▶ **SOURCE MATERIAL**:
———

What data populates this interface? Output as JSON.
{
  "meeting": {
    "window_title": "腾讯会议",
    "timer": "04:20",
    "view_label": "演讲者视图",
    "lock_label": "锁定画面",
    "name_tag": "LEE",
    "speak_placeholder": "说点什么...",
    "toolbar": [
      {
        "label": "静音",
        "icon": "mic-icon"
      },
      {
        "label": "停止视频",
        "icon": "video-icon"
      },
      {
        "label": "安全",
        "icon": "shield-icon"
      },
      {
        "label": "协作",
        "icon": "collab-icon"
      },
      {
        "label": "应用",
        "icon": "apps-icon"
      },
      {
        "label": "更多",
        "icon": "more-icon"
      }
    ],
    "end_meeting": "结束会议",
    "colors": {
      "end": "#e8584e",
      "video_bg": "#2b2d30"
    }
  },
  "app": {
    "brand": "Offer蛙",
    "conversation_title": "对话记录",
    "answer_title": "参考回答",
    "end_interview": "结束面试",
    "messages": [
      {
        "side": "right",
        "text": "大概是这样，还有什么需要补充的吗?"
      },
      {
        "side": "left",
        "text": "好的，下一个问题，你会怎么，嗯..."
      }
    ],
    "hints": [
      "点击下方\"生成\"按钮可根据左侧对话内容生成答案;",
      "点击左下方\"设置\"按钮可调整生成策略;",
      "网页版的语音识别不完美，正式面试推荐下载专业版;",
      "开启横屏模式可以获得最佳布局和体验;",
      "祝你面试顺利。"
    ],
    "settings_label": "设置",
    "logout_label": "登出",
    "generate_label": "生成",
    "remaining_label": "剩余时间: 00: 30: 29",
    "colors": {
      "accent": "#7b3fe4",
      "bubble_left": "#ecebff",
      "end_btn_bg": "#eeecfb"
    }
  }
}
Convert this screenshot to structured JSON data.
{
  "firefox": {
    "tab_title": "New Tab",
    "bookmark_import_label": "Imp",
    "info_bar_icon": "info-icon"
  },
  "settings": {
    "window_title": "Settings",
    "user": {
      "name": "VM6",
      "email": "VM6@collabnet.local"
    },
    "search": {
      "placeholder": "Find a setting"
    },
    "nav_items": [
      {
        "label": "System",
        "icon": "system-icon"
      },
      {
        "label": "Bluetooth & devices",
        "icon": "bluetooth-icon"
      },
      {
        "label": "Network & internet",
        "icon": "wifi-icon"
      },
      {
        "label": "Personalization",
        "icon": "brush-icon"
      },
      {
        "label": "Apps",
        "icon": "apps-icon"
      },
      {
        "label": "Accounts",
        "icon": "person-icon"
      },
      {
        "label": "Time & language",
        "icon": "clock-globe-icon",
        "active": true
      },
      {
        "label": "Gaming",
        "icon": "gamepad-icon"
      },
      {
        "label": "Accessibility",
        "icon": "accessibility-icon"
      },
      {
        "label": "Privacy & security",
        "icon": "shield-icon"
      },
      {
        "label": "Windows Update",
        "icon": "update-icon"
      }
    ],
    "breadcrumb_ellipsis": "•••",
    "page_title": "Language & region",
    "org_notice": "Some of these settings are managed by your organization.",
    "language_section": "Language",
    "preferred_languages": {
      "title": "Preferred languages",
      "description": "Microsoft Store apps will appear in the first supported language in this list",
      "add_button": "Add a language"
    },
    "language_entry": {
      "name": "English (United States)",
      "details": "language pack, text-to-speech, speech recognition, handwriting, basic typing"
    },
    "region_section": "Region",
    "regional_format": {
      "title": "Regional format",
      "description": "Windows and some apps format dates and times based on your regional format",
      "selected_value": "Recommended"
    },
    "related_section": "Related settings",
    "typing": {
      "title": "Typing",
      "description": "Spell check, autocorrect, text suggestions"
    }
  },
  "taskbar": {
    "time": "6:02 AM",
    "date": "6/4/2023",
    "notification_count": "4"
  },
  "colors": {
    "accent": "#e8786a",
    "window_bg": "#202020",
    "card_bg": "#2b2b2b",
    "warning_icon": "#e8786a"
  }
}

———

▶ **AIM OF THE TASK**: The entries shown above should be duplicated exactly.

▶ **ANSWER SECTION**:
What data populates this interface? Output as JSON.
{
  "meeting": {
    "window_title": "腾讯会议",
    "timer": "04:20",
    "view_label": "演讲者视图",
    "lock_label": "锁定画面",
    "name_tag": "LEE",
    "speak_placeholder": "说点什么...",
    "toolbar": [
      {
        "label": "静音",
        "icon": "mic-icon"
      },
      {
        "label": "停止视频",
        "icon": "video-icon"
      },
      {
        "label": "安全",
        "icon": "shield-icon"
      },
      {
        "label": "协作",
        "icon": "collab-icon"
      },
      {
        "label": "应用",
        "icon": "apps-icon"
      },
      {
        "label": "更多",
        "icon": "more-icon"
      }
    ],
    "end_meeting": "结束会议",
    "colors": {
      "end": "#e8584e",
      "video_bg": "#2b2d30"
    }
  },
  "app": {
    "brand": "Offer蛙",
    "conversation_title": "对话记录",
    "answer_title": "参考回答",
    "end_interview": "结束面试",
    "messages": [
      {
        "side": "right",
        "text": "大概是这样，还有什么需要补充的吗?"
      },
      {
        "side": "left",
        "text": "好的，下一个问题，你会怎么，嗯..."
      }
    ],
    "hints": [
      "点击下方\"生成\"按钮可根据左侧对话内容生成答案;",
      "点击左下方\"设置\"按钮可调整生成策略;",
      "网页版的语音识别不完美，正式面试推荐下载专业版;",
      "开启横屏模式可以获得最佳布局和体验;",
      "祝你面试顺利。"
    ],
    "settings_label": "设置",
    "logout_label": "登出",
    "generate_label": "生成",
    "remaining_label": "剩余时间: 00: 30: 29",
    "colors": {
      "accent": "#7b3fe4",
      "bubble_left": "#ecebff",
      "end_btn_bg": "#eeecfb"
    }
  }
}
Convert this screenshot to structured JSON data.
{
  "firefox": {
    "tab_title": "New Tab",
    "bookmark_import_label": "Imp",
    "info_bar_icon": "info-icon"
  },
  "settings": {
    "window_title": "Settings",
    "user": {
      "name": "VM6",
      "email": "VM6@collabnet.local"
    },
    "search": {
      "placeholder": "Find a setting"
    },
    "nav_items": [
      {
        "label": "System",
        "icon": "system-icon"
      },
      {
        "label": "Bluetooth & devices",
        "icon": "bluetooth-icon"
      },
      {
        "label": "Network & internet",
        "icon": "wifi-icon"
      },
      {
        "label": "Personalization",
        "icon": "brush-icon"
      },
      {
        "label": "Apps",
        "icon": "apps-icon"
      },
      {
        "label": "Accounts",
        "icon": "person-icon"
      },
      {
        "label": "Time & language",
        "icon": "clock-globe-icon",
        "active": true
      },
      {
        "label": "Gaming",
        "icon": "gamepad-icon"
      },
      {
        "label": "Accessibility",
        "icon": "accessibility-icon"
      },
      {
        "label": "Privacy & security",
        "icon": "shield-icon"
      },
      {
        "label": "Windows Update",
        "icon": "update-icon"
      }
    ],
    "breadcrumb_ellipsis": "•••",
    "page_title": "Language & region",
    "org_notice": "Some of these settings are managed by your organization.",
    "language_section": "Language",
    "preferred_languages": {
      "title": "Preferred languages",
      "description": "Microsoft Store apps will appear in the first supported language in this list",
      "add_button": "Add a language"
    },
    "language_entry": {
      "name": "English (United States)",
      "details": "language pack, text-to-speech, speech recognition, handwriting, basic typing"
    },
    "region_section": "Region",
    "regional_format": {
      "title": "Regional format",
      "description": "Windows and some apps format dates and times based on your regional format",
      "selected_value": "Recommended"
    },
    "related_section": "Related settings",
    "typing": {
      "title": "Typing",
      "description": "Spell check, autocorrect, text suggestions"
    }
  },
  "taskbar": {
    "time": "6:02 AM",
    "date": "6/4/2023",
    "notification_count": "4"
  },
  "colors": {
    "accent": "#e8786a",
    "window_bg": "#202020",
    "card_bg": "#2b2b2b",
    "warning_icon": "#e8786a"
  }
}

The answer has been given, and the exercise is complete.